Vacancy factor for the sector was estimated to remain high through 2017, just as replacement cost for the sector is currently far in excess of market values
Rewane stated this in his latest monthly economic views and news titled: “Strong Naira – Catching a Falling Knife,” presented at the Lagos Business School recently.
He pointed out that in the real estate sector; values are exchange rate insensitive in the short run.
“Cost of building properties remains sticky downwards; effects likely to feed into higher house prices. Real estate market will pick up gradually if the economy follows a recovery path. Lagging effect of the sector means positive changes will soon be felt in the market.
“Lagos vacancy factor index at 73.4 per cent in the first quarter of 2017 dropped from 74 per cent in the fourth quarter of 2016. Vacancy rates in prime areas falling gradually as rental prices become more attractive. As a lagging indicator, real estate will adjust gradually following changes in the business cycle. Cost of building materials stubbornly high and landlords offering discounts and lower advance rents – 1 year rent,” he added.
Rewane also predicted Gross Domestic Product (GDP) growth for the second quarter of 2017 of 1.5 per cent. This, he said would be driven by improved power output and oil production, noting that lower diesel costs average N190 per litre.
According to him, availability and supply of forex would also contribute to the GDP growth, adding that declining headline and core inflation was expected at 16.4 per cent for March.
Nigeria’s terms of trade still at 14 (from 18.9 in 2015), while balance of trade is currently -$0.5 billion, while foreign direct investment is still static below $2 billion. According to Rewane, marginal propensity to import in the country is still above 0.63, saying if oil price falls below $40pb, the naira will suffer a further decline.
“Ships awaiting berth benefits from subsidised naira. Forward contracts and spot dollars mean increased letters of credit and imports. The PMI is expected to increase sharply to 55, thanks to forex and exchange rate advantage. Increased capital expenditure and infrastructure projects financed by the Chinese,” he explained.
Furthermore, he predicted that power output would reach a peak of 3800mwh in April, saying higher rainfall would improve hydro generation and output.
According to him, the repairs to Forcados and pipelines should guarantee gas supply.
The Central Bank of Nigeria (CBN) intervened vigorously in the forex market, increasing quantity of supply by 73 per cent in March relative to sales in February.
Also, the CBN last month depreciated the rate for invisibles initially to N375/$, then revalued by 4.17 per cent to N360/$.
“Effective weighted average exchange rate at N325/$. No change in market structure from price discriminating monopoly. Multiple exchange rates persist
“The federal government has banned the importation of tomato paste and raised tariff on concentrates from five per cent to 50 per cent to revive the tomato sector. The Kano-Lagos rail transportation of tomatoes has been reactivated after 58 years.

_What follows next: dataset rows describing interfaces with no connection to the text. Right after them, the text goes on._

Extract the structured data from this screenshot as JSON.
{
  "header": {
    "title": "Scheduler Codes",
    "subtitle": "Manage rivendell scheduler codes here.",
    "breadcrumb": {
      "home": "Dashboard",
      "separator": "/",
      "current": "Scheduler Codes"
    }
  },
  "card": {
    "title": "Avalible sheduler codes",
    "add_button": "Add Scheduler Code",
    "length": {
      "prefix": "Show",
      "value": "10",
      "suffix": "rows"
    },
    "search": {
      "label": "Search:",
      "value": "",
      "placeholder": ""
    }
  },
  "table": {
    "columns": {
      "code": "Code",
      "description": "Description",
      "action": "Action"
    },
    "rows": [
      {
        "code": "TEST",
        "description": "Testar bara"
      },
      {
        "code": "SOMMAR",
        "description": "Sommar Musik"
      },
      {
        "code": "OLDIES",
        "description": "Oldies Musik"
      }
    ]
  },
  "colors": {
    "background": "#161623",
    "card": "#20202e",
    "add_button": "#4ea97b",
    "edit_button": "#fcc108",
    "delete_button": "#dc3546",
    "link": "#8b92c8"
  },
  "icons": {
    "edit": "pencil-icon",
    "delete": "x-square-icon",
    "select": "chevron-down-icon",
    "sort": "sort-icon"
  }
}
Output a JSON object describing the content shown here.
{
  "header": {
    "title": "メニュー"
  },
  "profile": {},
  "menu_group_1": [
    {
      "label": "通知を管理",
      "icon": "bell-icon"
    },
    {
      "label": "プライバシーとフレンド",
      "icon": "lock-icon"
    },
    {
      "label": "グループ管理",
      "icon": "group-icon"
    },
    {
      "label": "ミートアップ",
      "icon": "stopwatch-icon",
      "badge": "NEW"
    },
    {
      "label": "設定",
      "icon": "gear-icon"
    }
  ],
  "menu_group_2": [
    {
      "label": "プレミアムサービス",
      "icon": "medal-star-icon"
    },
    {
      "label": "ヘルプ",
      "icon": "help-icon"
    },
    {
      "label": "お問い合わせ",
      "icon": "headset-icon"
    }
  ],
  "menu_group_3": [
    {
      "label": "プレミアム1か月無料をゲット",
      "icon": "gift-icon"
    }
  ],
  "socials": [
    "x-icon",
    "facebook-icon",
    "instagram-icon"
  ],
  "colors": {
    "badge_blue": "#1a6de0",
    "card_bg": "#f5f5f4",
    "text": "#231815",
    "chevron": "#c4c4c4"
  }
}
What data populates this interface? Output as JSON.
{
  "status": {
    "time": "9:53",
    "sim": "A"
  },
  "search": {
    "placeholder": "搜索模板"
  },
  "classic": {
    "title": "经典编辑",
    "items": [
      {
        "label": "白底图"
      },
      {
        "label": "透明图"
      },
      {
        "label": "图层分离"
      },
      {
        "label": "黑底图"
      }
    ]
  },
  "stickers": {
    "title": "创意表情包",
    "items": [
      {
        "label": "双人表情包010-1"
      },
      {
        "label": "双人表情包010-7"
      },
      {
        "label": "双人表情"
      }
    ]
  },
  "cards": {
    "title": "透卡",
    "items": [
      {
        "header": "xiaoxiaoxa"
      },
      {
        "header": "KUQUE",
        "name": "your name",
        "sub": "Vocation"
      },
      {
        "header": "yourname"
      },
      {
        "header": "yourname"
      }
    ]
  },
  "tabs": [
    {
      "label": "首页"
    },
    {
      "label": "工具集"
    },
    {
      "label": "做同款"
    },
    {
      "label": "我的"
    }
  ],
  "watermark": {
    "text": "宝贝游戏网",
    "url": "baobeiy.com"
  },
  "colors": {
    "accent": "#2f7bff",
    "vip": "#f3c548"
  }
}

“Levy on wheat was reversed from 50 per cent to 15 per cent. Flour price war in the offing between major players with price expected to decline from N10,500 to N9,000 per 50kg,” he added.
He however stressed that strong currency was not synonymous with strong economy. But he stressed that economic fundamentals were recovering slowly.
“Aviation in Nigeria is a victim of naira weakness. Domestic carriers with 70 per cent market share in receivership of the Asset Management Corporation of Nigeria (AMCON).
“The route rationalisation and existing unprofitable destinations; Arik suspended Heathrow, Johannesburg and the West Coast; Aero laid off 60% of employees, while Medview is gaining market share domestically,” he said.